═════ THE DATA ═════

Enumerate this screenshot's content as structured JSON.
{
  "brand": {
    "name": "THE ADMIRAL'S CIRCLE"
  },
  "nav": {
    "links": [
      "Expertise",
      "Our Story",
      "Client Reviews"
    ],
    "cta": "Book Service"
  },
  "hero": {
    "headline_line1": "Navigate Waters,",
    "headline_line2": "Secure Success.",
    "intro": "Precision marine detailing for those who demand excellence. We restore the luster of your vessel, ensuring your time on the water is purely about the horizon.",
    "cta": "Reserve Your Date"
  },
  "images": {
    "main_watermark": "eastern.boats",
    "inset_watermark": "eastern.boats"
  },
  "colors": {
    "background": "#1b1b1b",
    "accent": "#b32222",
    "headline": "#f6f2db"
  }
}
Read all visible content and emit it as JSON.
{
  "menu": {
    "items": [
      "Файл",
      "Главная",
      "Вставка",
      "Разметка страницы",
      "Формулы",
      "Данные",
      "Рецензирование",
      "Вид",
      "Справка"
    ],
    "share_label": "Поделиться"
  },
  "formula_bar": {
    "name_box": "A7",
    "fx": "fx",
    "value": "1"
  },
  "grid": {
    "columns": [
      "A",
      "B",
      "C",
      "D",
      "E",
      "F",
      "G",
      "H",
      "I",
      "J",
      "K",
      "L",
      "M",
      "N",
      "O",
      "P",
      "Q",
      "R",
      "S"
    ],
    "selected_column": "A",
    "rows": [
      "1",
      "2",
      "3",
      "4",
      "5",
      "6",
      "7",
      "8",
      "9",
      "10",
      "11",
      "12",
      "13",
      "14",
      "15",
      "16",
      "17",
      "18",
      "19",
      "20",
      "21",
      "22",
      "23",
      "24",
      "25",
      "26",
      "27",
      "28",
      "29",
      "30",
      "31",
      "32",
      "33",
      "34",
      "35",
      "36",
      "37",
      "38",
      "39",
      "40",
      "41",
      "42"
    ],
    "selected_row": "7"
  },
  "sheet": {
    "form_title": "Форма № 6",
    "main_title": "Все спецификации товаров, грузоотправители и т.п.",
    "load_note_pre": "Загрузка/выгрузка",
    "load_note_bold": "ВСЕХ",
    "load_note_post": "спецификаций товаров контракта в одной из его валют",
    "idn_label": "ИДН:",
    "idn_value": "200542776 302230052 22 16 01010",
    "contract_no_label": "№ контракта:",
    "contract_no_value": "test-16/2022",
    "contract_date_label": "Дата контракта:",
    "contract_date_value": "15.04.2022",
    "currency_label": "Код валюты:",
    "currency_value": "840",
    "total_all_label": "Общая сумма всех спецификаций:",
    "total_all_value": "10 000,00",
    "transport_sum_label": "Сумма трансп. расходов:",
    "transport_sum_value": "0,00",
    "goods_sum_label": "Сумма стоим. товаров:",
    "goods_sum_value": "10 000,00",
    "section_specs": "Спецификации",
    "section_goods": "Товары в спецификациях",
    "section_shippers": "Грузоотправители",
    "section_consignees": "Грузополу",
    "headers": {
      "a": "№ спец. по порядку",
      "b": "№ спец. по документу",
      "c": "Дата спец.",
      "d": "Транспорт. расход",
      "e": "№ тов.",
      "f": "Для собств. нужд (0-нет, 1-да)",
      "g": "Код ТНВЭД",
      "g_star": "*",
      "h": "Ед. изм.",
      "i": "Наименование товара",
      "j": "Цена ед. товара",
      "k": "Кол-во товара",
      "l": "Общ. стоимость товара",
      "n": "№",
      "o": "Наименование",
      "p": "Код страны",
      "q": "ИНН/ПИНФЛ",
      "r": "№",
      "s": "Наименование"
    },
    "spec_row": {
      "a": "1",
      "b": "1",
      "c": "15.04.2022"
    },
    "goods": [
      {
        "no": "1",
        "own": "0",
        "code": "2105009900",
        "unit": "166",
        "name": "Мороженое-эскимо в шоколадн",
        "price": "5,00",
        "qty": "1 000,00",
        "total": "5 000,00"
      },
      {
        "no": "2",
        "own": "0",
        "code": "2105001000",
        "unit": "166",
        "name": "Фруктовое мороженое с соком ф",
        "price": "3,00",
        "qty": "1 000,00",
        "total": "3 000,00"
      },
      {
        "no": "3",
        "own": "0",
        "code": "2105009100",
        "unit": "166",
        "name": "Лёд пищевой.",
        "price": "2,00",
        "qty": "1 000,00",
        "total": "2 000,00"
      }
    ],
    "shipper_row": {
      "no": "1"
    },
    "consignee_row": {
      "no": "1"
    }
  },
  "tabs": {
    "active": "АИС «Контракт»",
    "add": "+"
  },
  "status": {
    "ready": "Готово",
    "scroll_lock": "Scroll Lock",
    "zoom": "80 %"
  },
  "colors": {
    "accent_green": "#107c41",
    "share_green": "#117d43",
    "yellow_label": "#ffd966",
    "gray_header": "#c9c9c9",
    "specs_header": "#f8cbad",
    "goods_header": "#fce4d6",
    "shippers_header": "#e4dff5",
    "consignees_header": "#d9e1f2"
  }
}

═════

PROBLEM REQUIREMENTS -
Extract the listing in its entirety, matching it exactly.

ANSWER SPACE -
Enumerate this screenshot's content as structured JSON.
{
  "brand": {
    "name": "THE ADMIRAL'S CIRCLE"
  },
  "nav": {
    "links": [
      "Expertise",
      "Our Story",
      "Client Reviews"
    ],
    "cta": "Book Service"
  },
  "hero": {
    "headline_line1": "Navigate Waters,",
    "headline_line2": "Secure Success.",
    "intro": "Precision marine detailing for those who demand excellence. We restore the luster of your vessel, ensuring your time on the water is purely about the horizon.",
    "cta": "Reserve Your Date"
  },
  "images": {
    "main_watermark": "eastern.boats",
    "inset_watermark": "eastern.boats"
  },
  "colors": {
    "background": "#1b1b1b",
    "accent": "#b32222",
    "headline": "#f6f2db"
  }
}
Read all visible content and emit it as JSON.
{
  "menu": {
    "items": [
      "Файл",
      "Главная",
      "Вставка",
      "Разметка страницы",
      "Формулы",
      "Данные",
      "Рецензирование",
      "Вид",
      "Справка"
    ],
    "share_label": "Поделиться"
  },
  "formula_bar": {
    "name_box": "A7",
    "fx": "fx",
    "value": "1"
  },
  "grid": {
    "columns": [
      "A",
      "B",
      "C",
      "D",
      "E",
      "F",
      "G",
      "H",
      "I",
      "J",
      "K",
      "L",
      "M",
      "N",
      "O",
      "P",
      "Q",
      "R",
      "S"
    ],
    "selected_column": "A",
    "rows": [
      "1",
      "2",
      "3",
      "4",
      "5",
      "6",
      "7",
      "8",
      "9",
      "10",
      "11",
      "12",
      "13",
      "14",
      "15",
      "16",
      "17",
      "18",
      "19",
      "20",
      "21",
      "22",
      "23",
      "24",
      "25",
      "26",
      "27",
      "28",
      "29",
      "30",
      "31",
      "32",
      "33",
      "34",
      "35",
      "36",
      "37",
      "38",
      "39",
      "40",
      "41",
      "42"
    ],
    "selected_row": "7"
  },
  "sheet": {
    "form_title": "Форма № 6",
    "main_title": "Все спецификации товаров, грузоотправители и т.п.",
    "load_note_pre": "Загрузка/выгрузка",
    "load_note_bold": "ВСЕХ",
    "load_note_post": "спецификаций товаров контракта в одной из его валют",
    "idn_label": "ИДН:",
    "idn_value": "200542776 302230052 22 16 01010",
    "contract_no_label": "№ контракта:",
    "contract_no_value": "test-16/2022",
    "contract_date_label": "Дата контракта:",
    "contract_date_value": "15.04.2022",
    "currency_label": "Код валюты:",
    "currency_value": "840",
    "total_all_label": "Общая сумма всех спецификаций:",
    "total_all_value": "10 000,00",
    "transport_sum_label": "Сумма трансп. расходов:",
    "transport_sum_value": "0,00",
    "goods_sum_label": "Сумма стоим. товаров:",
    "goods_sum_value": "10 000,00",
    "section_specs": "Спецификации",
    "section_goods": "Товары в спецификациях",
    "section_shippers": "Грузоотправители",
    "section_consignees": "Грузополу",
    "headers": {
      "a": "№ спец. по порядку",
      "b": "№ спец. по документу",
      "c": "Дата спец.",
      "d": "Транспорт. расход",
      "e": "№ тов.",
      "f": "Для собств. нужд (0-нет, 1-да)",
      "g": "Код ТНВЭД",
      "g_star": "*",
      "h": "Ед. изм.",
      "i": "Наименование товара",
      "j": "Цена ед. товара",
      "k": "Кол-во товара",
      "l": "Общ. стоимость товара",
      "n": "№",
      "o": "Наименование",
      "p": "Код страны",
      "q": "ИНН/ПИНФЛ",
      "r": "№",
      "s": "Наименование"
    },
    "spec_row": {
      "a": "1",
      "b": "1",
      "c": "15.04.2022"
    },
    "goods": [
      {
        "no": "1",
        "own": "0",
        "code": "2105009900",
        "unit": "166",
        "name": "Мороженое-эскимо в шоколадн",
        "price": "5,00",
        "qty": "1 000,00",
        "total": "5 000,00"
      },
      {
        "no": "2",
        "own": "0",
        "code": "2105001000",
        "unit": "166",
        "name": "Фруктовое мороженое с соком ф",
        "price": "3,00",
        "qty": "1 000,00",
        "total": "3 000,00"
      },
      {
        "no": "3",
        "own": "0",
        "code": "2105009100",
        "unit": "166",
        "name": "Лёд пищевой.",
        "price": "2,00",
        "qty": "1 000,00",
        "total": "2 000,00"
      }
    ],
    "shipper_row": {
      "no": "1"
    },
    "consignee_row": {
      "no": "1"
    }
  },
  "tabs": {
    "active": "АИС «Контракт»",
    "add": "+"
  },
  "status": {
    "ready": "Готово",
    "scroll_lock": "Scroll Lock",
    "zoom": "80 %"
  },
  "colors": {
    "accent_green": "#107c41",
    "share_green": "#117d43",
    "yellow_label": "#ffd966",
    "gray_header": "#c9c9c9",
    "specs_header": "#f8cbad",
    "goods_header": "#fce4d6",
    "shippers_header": "#e4dff5",
    "consignees_header": "#d9e1f2"
  }
}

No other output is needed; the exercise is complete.